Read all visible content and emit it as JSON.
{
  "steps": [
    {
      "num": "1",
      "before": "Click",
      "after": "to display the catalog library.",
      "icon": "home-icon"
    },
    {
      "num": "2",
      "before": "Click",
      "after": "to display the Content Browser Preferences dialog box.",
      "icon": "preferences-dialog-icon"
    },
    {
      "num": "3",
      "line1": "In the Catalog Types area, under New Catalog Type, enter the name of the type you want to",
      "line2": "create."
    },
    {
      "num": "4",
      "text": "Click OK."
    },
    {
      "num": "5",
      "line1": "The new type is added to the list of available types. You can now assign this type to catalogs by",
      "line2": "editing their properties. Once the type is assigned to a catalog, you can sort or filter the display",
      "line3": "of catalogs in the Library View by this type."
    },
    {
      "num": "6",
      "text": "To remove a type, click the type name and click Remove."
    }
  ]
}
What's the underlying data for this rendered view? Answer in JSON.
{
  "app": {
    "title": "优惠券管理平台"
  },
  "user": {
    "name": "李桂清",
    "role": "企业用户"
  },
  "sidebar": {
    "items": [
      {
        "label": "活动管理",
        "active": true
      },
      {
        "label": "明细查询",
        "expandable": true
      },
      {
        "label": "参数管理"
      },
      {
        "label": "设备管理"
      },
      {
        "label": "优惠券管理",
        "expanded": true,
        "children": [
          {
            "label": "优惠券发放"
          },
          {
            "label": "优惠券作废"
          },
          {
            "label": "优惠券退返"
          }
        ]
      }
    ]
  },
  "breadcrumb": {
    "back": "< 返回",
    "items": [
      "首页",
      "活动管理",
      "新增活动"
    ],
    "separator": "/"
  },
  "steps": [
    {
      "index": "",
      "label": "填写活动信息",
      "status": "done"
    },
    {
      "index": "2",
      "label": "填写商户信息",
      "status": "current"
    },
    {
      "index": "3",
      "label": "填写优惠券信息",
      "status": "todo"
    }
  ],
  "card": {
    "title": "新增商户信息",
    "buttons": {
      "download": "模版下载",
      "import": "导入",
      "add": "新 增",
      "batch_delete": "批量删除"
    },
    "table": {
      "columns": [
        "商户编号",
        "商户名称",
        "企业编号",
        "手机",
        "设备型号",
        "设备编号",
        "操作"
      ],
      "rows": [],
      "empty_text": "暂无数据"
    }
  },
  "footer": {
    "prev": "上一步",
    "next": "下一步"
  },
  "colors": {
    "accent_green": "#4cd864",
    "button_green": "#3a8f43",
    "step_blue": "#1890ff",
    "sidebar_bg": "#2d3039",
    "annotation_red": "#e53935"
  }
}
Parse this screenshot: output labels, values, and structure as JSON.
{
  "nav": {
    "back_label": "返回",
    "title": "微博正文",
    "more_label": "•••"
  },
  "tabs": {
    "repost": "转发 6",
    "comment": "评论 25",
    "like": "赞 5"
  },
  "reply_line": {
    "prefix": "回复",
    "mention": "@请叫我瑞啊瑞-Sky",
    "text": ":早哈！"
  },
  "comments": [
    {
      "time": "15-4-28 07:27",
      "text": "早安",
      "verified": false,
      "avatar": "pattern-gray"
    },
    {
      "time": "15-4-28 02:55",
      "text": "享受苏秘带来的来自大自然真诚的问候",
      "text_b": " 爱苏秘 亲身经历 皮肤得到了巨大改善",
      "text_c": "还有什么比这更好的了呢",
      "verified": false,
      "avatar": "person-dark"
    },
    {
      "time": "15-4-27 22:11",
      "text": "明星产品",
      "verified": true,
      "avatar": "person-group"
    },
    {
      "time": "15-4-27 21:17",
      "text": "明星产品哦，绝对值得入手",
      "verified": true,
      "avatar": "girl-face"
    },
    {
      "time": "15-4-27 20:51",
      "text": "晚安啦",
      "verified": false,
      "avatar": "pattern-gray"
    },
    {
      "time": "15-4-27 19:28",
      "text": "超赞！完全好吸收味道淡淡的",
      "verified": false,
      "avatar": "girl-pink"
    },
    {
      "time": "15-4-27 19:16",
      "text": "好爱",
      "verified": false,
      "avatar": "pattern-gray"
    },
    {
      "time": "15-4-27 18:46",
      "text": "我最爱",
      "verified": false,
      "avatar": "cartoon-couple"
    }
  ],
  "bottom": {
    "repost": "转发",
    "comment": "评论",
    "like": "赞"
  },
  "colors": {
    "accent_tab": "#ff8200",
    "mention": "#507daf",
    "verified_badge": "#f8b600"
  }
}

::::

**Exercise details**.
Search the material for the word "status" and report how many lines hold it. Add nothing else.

**Expected answer**.
3